Regulating carbon emissions in global shipping: an evolving landscape

By Isabel Phillips, Associate, and Joseph Malpas, Associate, HFW, IUMI Professional Partner,

The spotlight is on global shipping to decarbonise. The sector is responsible for around 3% of global greenhouse gas ('GHG') emissions[1], equivalent to the 6th largest GHG emitting country worldwide. Without policy intervention, emissions from the sector are projected to increase further in line with the increasing growth of international commerce.  

In order to address the decarbonisation challenge, a number of policy proposals have been made for shipping.  

For example, the International Maritime Organization’s (IMO) Marine Environment Protection Committee (MEPC) has approved draft regulations that, if formally adopted at MEPC 76 in mid-June, would apply from 1 January 2023. The Energy Efficiency Existing Ship Index (EEXI) would impose targets for energy-efficient ship design on all existing ships above 400GT, and the Carbon Intensity Indicator (CII) operational efficiency rating system would apply to all vessels above 5,000GT. For more information on these measures and their potential impact, read more HERE.

The European Union (EU) has also proposed to include the shipping sector in its Emissions Trading System (ETS), with the outcome of a formal consultation to be announced around 14 July 2021. Assuming shipping is included in the ETS, the regime could apply from as early as 1 January 2022, and whilst numerous questions remain, it appears the ETS would sit alongside the IMO's EEXI and CII regimes. For further details, please see HFW's briefing HERE.

The picture is further complicated by the potential inclusion of shipping in other national emissions trading schemes (such as China and the UK) depending on the outcome of the EU's consultation, and also various other 'market-based measures' that have been proposed, such as carbon levies.  

Debate also continues regarding the emissions reduction targets that the shipping sector should adhere to, with the USA recently proposing that the IMO should increase its target to achieve absolute zero GHG emissions by 2050.

An evolving and multi-layered regulatory landscape is therefore emerging for the decarbonisation of the shipping sector.
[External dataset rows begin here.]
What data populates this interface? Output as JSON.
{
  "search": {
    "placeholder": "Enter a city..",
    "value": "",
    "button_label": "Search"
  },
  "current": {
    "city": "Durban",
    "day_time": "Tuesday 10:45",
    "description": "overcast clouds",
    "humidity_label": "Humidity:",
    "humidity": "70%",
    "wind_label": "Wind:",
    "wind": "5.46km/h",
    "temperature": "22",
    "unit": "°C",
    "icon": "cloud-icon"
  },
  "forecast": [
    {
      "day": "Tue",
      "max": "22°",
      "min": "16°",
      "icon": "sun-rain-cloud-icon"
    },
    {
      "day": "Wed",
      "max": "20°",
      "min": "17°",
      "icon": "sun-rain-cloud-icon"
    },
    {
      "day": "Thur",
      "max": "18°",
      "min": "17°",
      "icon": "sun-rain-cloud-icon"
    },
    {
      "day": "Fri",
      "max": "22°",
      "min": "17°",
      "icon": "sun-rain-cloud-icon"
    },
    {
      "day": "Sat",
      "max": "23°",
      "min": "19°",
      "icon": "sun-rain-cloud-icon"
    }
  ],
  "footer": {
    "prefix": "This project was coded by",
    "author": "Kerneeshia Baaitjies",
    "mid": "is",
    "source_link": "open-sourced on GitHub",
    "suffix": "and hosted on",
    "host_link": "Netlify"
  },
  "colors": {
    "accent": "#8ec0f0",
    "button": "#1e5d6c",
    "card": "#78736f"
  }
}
Many questions as to the application, impact and interaction between these proposals are yet to be answered, creating considerable uncertainty for the industry. HFW consider the challenges in more detail [HERE].